The authors appreciate the technical assistance of Daniel Liapman.
The authors declare that they have no competing interests.

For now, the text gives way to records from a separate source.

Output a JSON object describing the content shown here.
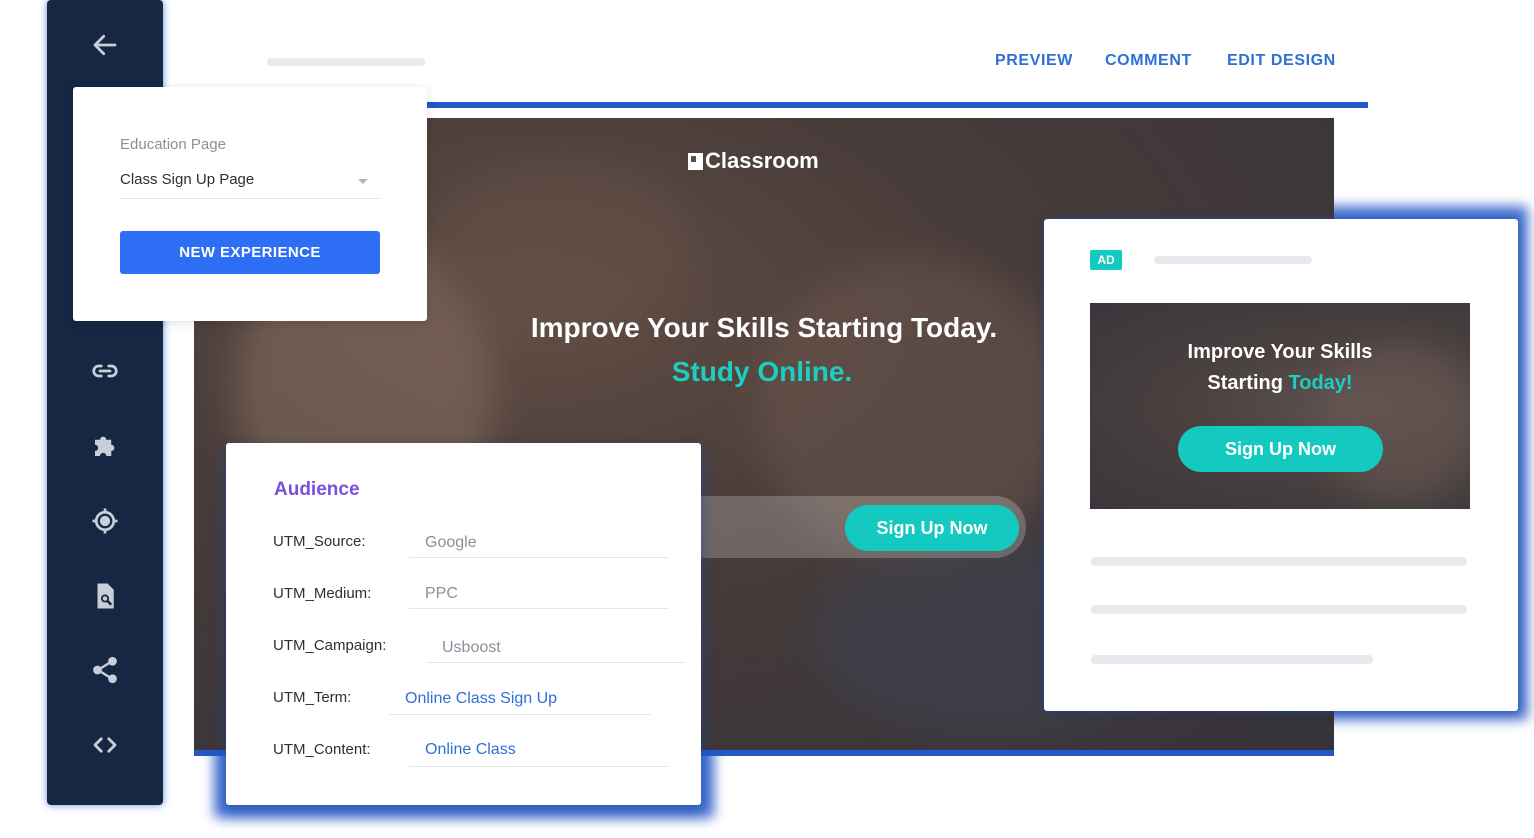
{
  "toolbar": {
    "preview": "PREVIEW",
    "comment": "COMMENT",
    "edit_design": "EDIT DESIGN"
  },
  "sidebar": {
    "icons": [
      "back-arrow-icon",
      "link-icon",
      "puzzle-icon",
      "target-icon",
      "page-search-icon",
      "share-icon",
      "code-icon"
    ]
  },
  "experience_panel": {
    "label": "Education Page",
    "selected_page": "Class Sign Up Page",
    "button": "NEW EXPERIENCE"
  },
  "hero": {
    "brand": "Classroom",
    "headline": "Improve Your Skills Starting Today.",
    "subheadline": "Study Online.",
    "cta": "Sign Up Now"
  },
  "audience": {
    "title": "Audience",
    "fields": [
      {
        "key": "UTM_Source:",
        "value": "Google"
      },
      {
        "key": "UTM_Medium:",
        "value": "PPC"
      },
      {
        "key": "UTM_Campaign:",
        "value": "Usboost"
      },
      {
        "key": "UTM_Term:",
        "value": "Online Class Sign Up"
      },
      {
        "key": "UTM_Content:",
        "value": "Online Class"
      }
    ]
  },
  "ad": {
    "badge": "AD",
    "line1": "Improve Your Skills",
    "line2_prefix": "Starting ",
    "line2_accent": "Today!",
    "cta": "Sign Up Now"
  },
  "colors": {
    "accent_blue": "#2458c7",
    "teal": "#14c9c0",
    "purple": "#7b4fe0",
    "sidebar": "#152742"
  }
}
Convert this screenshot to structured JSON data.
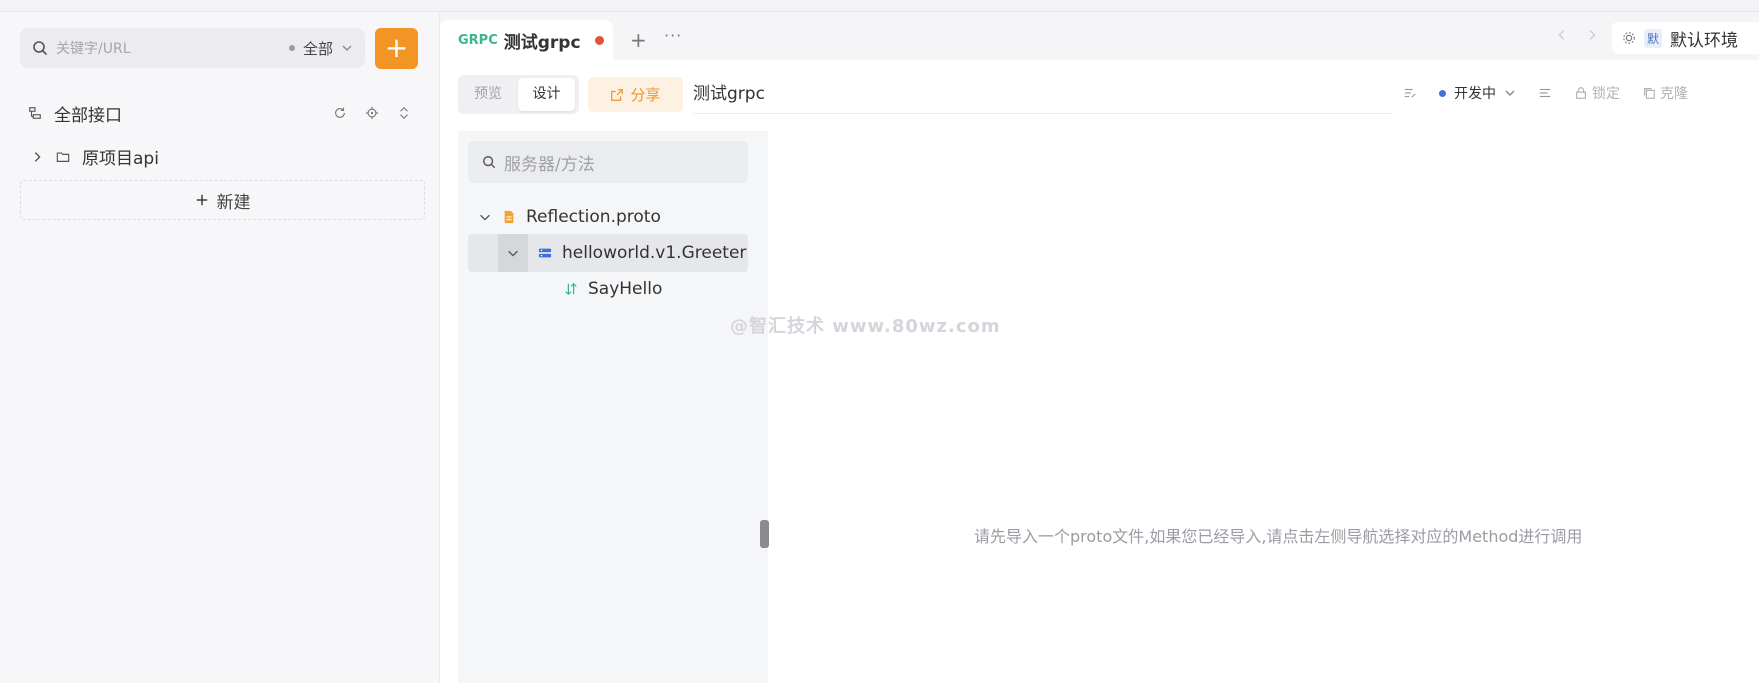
{
  "sidebar": {
    "search_placeholder": "关键字/URL",
    "scope": "全部",
    "add_label": "+",
    "all_label": "全部接口",
    "folder_label": "原项目api",
    "new_label": "新建"
  },
  "tabs": {
    "protocol": "GRPC",
    "name": "测试grpc",
    "plus": "+",
    "more": "···",
    "env_badge": "默",
    "env_label": "默认环境"
  },
  "toolbar": {
    "preview": "预览",
    "design": "设计",
    "share": "分享",
    "api_name": "测试grpc",
    "status": "开发中",
    "lock": "锁定",
    "clone": "克隆"
  },
  "panel": {
    "search_placeholder": "服务器/方法",
    "file": "Reflection.proto",
    "service": "helloworld.v1.Greeter",
    "method": "SayHello"
  },
  "hint": "请先导入一个proto文件,如果您已经导入,请点击左侧导航选择对应的Method进行调用",
  "watermark": "@智汇技术 www.80wz.com",
  "colors": {
    "accent": "#f29525",
    "grpc_green": "#3bb58d",
    "unsaved_dot": "#e2523b",
    "status_blue": "#3f6fd8"
  }
}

This research was supported by the F. Warren Hellman Grant for Alternative Energy Research in Israel in support of alternative energy research in Israel to E.A.B. administered by the Israel Strategic Alternative Energy Foundation (I-SAEF). Additional support was obtained by a Grant (No. 1349) to E.A.B. from the ISF Israel Science Foundation (ISF), a European Union Contract, Area NMP.2013.1.1-2: Self-assembly of naturally occurring nanosystems: CellulosomePlus Project number: 604530 and an ERA-IB Consortium (EIB.12.022), acronym FiberFuel. This research was also supported by the Establishment of an Israeli Center of Research Excellence I-CORE Center No. 152/11) managed by the Israel Science Foundation, by the Weizmann Institute of Science Alternative Energy Research Initiative (AERI) and the Helmsley Foundation (the Leona M. and Harry B. Helmsley Charitable Trust), and Grants from the United States-Israel Binational Science Foundation (BSF), Jerusalem, Israel. E.A.B. is the incumbent of The Maynard I. and Elaine Wishner Chair of Bio-organic Chemistry.